Dyschromatosis universalis hereditaria: evidence for autosomal recessive inheritance and identification of a new locus on chromosome 12q21-q23
Dyschromatosis universalis hereditaria (DUH) and dyschromatosis symmetrica hereditaria (DSH) are pigmentary dermatoses most commonly seen in Japan. Both disorders usually show autosomal dominant inheritance, although in some cases autosomal recessive inheritance was reported. DSH was mapped to chromosome 1q21.3, and mutations in the gene ADAR (DSRAD) were identified in Japanese, Chinese and Taiwanese families with autosomal dominant DSH. A second locus for dyschromatosis was mapped on chromosome 6q24.2-q25.2 in two Chinese families initially reported to be affected with DSH, but later suggested to have autosomal dominant DUH. The aim of this study was to investigate whether one of these two loci is involved in the development of DUH in a consanguineous Bedouin family from Saudi Arabia with four affected and three unaffected sibs, clearly pointing to autosomal recessive inheritance.
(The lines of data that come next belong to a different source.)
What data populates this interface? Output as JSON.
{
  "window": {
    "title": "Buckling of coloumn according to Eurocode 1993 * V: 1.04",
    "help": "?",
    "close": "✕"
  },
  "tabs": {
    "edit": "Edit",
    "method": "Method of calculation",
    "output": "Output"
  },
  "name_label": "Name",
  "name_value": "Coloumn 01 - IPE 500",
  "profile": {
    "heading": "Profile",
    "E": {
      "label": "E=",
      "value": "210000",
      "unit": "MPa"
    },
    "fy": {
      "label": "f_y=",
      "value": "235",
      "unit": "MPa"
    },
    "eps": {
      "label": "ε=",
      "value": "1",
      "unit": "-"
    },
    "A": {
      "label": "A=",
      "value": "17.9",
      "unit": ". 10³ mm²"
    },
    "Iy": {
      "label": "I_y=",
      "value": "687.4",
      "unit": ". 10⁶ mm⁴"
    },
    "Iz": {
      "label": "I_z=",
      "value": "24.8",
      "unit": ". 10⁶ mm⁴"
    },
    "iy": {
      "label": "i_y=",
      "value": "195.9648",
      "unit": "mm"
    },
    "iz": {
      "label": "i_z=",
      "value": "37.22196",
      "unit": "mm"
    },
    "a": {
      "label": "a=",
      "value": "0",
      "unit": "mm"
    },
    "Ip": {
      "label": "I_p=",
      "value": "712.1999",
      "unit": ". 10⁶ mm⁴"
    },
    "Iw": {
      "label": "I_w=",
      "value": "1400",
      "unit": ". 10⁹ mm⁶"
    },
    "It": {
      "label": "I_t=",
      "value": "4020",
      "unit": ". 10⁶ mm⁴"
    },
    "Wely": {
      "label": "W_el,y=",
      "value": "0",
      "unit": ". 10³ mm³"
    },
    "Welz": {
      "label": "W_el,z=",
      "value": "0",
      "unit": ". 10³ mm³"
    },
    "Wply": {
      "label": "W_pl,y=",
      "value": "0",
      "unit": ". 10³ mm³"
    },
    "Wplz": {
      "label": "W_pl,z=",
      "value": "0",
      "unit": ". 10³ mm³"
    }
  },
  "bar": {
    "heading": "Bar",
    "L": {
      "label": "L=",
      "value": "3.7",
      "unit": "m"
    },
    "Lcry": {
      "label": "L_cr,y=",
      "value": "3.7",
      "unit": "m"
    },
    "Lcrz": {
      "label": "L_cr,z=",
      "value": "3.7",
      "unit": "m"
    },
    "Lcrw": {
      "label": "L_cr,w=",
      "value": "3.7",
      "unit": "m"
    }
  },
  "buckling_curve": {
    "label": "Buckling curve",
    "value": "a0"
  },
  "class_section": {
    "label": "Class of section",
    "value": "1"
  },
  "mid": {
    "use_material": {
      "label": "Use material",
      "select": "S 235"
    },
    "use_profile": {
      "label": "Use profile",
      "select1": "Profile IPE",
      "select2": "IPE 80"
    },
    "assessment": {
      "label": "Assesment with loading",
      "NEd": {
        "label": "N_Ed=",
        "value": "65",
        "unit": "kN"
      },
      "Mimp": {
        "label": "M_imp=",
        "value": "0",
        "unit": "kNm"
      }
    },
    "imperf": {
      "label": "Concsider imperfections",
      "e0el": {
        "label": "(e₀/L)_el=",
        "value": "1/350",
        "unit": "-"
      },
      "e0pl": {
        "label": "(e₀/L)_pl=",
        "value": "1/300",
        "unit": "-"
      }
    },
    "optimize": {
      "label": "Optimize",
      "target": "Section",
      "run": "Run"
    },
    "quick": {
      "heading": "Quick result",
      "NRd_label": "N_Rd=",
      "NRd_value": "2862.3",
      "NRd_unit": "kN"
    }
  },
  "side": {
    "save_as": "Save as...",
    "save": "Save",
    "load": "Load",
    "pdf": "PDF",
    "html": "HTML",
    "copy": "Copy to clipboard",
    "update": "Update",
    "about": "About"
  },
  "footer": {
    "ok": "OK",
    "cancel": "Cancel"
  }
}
After excluding mutations in ADAR and linkage to the candidate regions on chromosomes 1 and 6, we performed an single nucleotide polymorphism-based genome-wide scan for linkage with other loci. Under the assumption of autosomal recessive inheritance, we have identified a new locus for dyschromatosis on chromosome 12q21-q23 in this Arab family with a maximum logarithm of the odds (LOD) score of 3.4, spanning a distance of 18.9 cM. Our study revealed the first locus for autosomal recessive DUH and supports recent evidence that DSH and DUH are genetically distinct disorders.